Thursday, January 27, 2011
A Quick Note on Broadband Speeds...
New NTCA report answers two of Blair Levin's three Universal Service questions (from Connected Planet)
If I learned anything in 2010, it was that Blair Levin is a true nemesis to rural phone companies and that the 4 Mbps target set forth in the National Broadband Plan is completely insufficient. I actually wrote a paper for a class last semester about how insufficient and insulting this "target" is compared to the broadband speeds targeted and achieved in other countries like South Korea, Japan and Sweden. If rural phone companies invest in broadband infrastructure to achieve 4 Mbps, they will not only be at a significant competitive advantage but the rural Digital Divide will actually increase because everyone else (i.e. urban/suburban citizens) will have truly high speed broadband at 10 Mbps - 100 Mbps or more. Although the National Broadband Plan was a positive step in the direction of successfully implementing a comprehensive broadband strategy--something that other countries who lead in broadband speed, penetration and deployment have also done successfully--it is imperative to set the same broadband targets for everyone. Thus, the fundamental failure of the NBP is that it separates rural/unserved areas and everyone else in terms of what broadband speeds should be deployed by a whopping 96 Mbps!

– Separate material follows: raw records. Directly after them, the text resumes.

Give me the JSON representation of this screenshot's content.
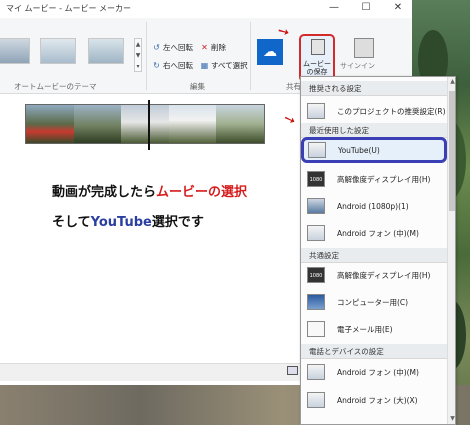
{
  "window": {
    "title": "マイ ムービー - ムービー メーカー",
    "minimize": "—",
    "maximize": "☐",
    "close": "✕"
  },
  "ribbon": {
    "themes_group_label": "オートムービーのテーマ",
    "edit_group_label": "編集",
    "share_group_label": "共有",
    "rotate_left": "左へ回転",
    "rotate_right": "右へ回転",
    "delete": "削除",
    "select_all": "すべて選択",
    "movie_save_label": "ムービーの保存",
    "publish_label": "サインイン"
  },
  "caption": {
    "line1_prefix": "動画が完成したら",
    "line1_highlight": "ムービーの選択",
    "line2_prefix": "そして",
    "line2_highlight": "YouTube",
    "line2_suffix": "選択です"
  },
  "menu": {
    "sections": [
      {
        "header": "推奨される設定"
      },
      {
        "header": "最近使用した設定"
      },
      {
        "header": "共通設定"
      },
      {
        "header": "電話とデバイスの設定"
      }
    ],
    "items": [
      {
        "label": "このプロジェクトの推奨設定(R)",
        "icon": "recommend-icon"
      },
      {
        "label": "YouTube(U)",
        "icon": "youtube-icon"
      },
      {
        "label": "高解像度ディスプレイ用(H)",
        "icon": "hd-display-icon"
      },
      {
        "label": "Android (1080p)(1)",
        "icon": "android-phone-icon"
      },
      {
        "label": "Android フォン (中)(M)",
        "icon": "android-phone-icon"
      },
      {
        "label": "高解像度ディスプレイ用(H)",
        "icon": "hd-display-icon"
      },
      {
        "label": "コンピューター用(C)",
        "icon": "computer-icon"
      },
      {
        "label": "電子メール用(E)",
        "icon": "email-icon"
      },
      {
        "label": "Android フォン (中)(M)",
        "icon": "android-phone-icon"
      },
      {
        "label": "Android フォン (大)(X)",
        "icon": "android-phone-icon"
      }
    ],
    "icon_hd_text": "1080"
  },
  "colors": {
    "highlight_border": "#3a3fb5",
    "annotation_red": "#d61c1c",
    "annotation_blue": "#2b3fa0",
    "onedrive_blue": "#1067c9"
  }
}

Yes, funding is a serious issue and it obviously costs a lot more to deploy 100 Mbps service than it does to deploy 4 Mbps service. That is a problem that needs to be worked out in the upcoming USF rulemaking. But for now, I am very happy to see that rural phone companies are not settling for the 4 Mbps speed target, and they are speaking out on this issue through their advocacy associations. Rural phone companies should not have to settle for USF support for a broadband speed that was considered slow 5 years ago. And most importantly, rural customers absolutely do not deserve to be categorized as second class citizens in the realm of broadband speeds. Setting the rural broadband target at a minimum of 25 Mbps (preferably 100Mbps but I understand there are financial limitations here) will help attract new businesses and residents to rural areas, and can help revitalize communities and bring much needed economic relief to rural areas. Truly high-speed broadband can facilitate critical applications such as distance learning, tele-medicine, e-commerce, real-time video, and numerous other uses that are especially attractive for people who live in remote areas. We can't even being to imagine some of the life-changing applications that will be developed in the near future as a result of high and ultra-high speed broadband availability, and there is absolutely no logical reason why a significant portion of the U.S. population should be limited by broadband speed. Thankfully, many rural telecom providers are forging ahead with infrastructure investments despite the considerable financial and regulatory uncertainty because these companies are dedicated to providing their customers with service that is reasonably--or equally--comparable to service provided in urban areas. Hopefully there will be some resolution to USF uncertainty next month, I know I am keeping my fingers crossed and greatly anticipating the Feb. 8th FCC Open Meeting!
If anyone is interested in reading my paper on broadband speeds, entitled "Unreasonably Comparable Broadband Service: An Analysis of Leading International Broadband Plans and Accomplishments," please e-mail me and I will be happy to send you a copy.